The first recorded mention of Angles appeared in 1025, under the denomination "Castellum Ingla". At the time, the castle at Angles was a motte and bailey structure, with wooden fortifications built atop a mound of earth and surrounded by ditches. It was situated where you are standing right now, at the top of the promontory.
Along with Chauvigny, it was one of the two fortifications established by the Bishops of Poitiers on the eastern edge of their diocese. Angles occupies a very strategic position, close to where Poitou borders Berry and Touraine. Because the cliff overlooks the Anglin at a hight of almost 40 meters, it afforded control over who crossed the river.
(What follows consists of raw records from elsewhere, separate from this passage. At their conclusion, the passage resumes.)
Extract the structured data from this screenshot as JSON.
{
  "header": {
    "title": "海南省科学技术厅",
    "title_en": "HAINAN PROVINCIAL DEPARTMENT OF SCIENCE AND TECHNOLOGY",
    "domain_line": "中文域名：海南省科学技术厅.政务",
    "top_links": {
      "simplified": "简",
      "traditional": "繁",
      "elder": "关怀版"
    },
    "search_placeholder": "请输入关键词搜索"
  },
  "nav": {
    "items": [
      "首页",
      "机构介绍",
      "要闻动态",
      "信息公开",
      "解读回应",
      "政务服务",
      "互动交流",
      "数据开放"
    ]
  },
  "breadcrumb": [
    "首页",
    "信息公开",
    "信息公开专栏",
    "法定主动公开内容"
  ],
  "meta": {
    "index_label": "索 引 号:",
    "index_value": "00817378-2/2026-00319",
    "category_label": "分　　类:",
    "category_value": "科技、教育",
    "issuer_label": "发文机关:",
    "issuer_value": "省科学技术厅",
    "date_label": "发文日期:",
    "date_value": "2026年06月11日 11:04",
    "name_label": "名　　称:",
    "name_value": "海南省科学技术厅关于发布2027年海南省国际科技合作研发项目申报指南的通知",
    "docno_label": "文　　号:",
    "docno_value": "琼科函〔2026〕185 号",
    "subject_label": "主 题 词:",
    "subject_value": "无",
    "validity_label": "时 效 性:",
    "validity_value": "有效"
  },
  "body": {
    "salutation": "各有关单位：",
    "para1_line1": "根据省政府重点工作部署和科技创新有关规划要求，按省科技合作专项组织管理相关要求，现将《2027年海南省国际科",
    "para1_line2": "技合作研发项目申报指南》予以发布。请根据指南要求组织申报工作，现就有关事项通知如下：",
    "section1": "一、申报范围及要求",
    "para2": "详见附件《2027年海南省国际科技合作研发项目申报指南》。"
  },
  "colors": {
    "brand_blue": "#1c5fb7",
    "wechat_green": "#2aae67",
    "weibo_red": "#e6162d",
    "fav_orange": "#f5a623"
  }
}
At the end of the 11th century, the bishops lost control over Angles. The Lusignan family, whose powerbase was expanding at that time, controlled the fortification up until the mid-13th century, when the bishops reclaimed the territory. Over the course of these two centuries, the Lusignan family extended the castle to the degree they fortified the whole of the rocky outcrop.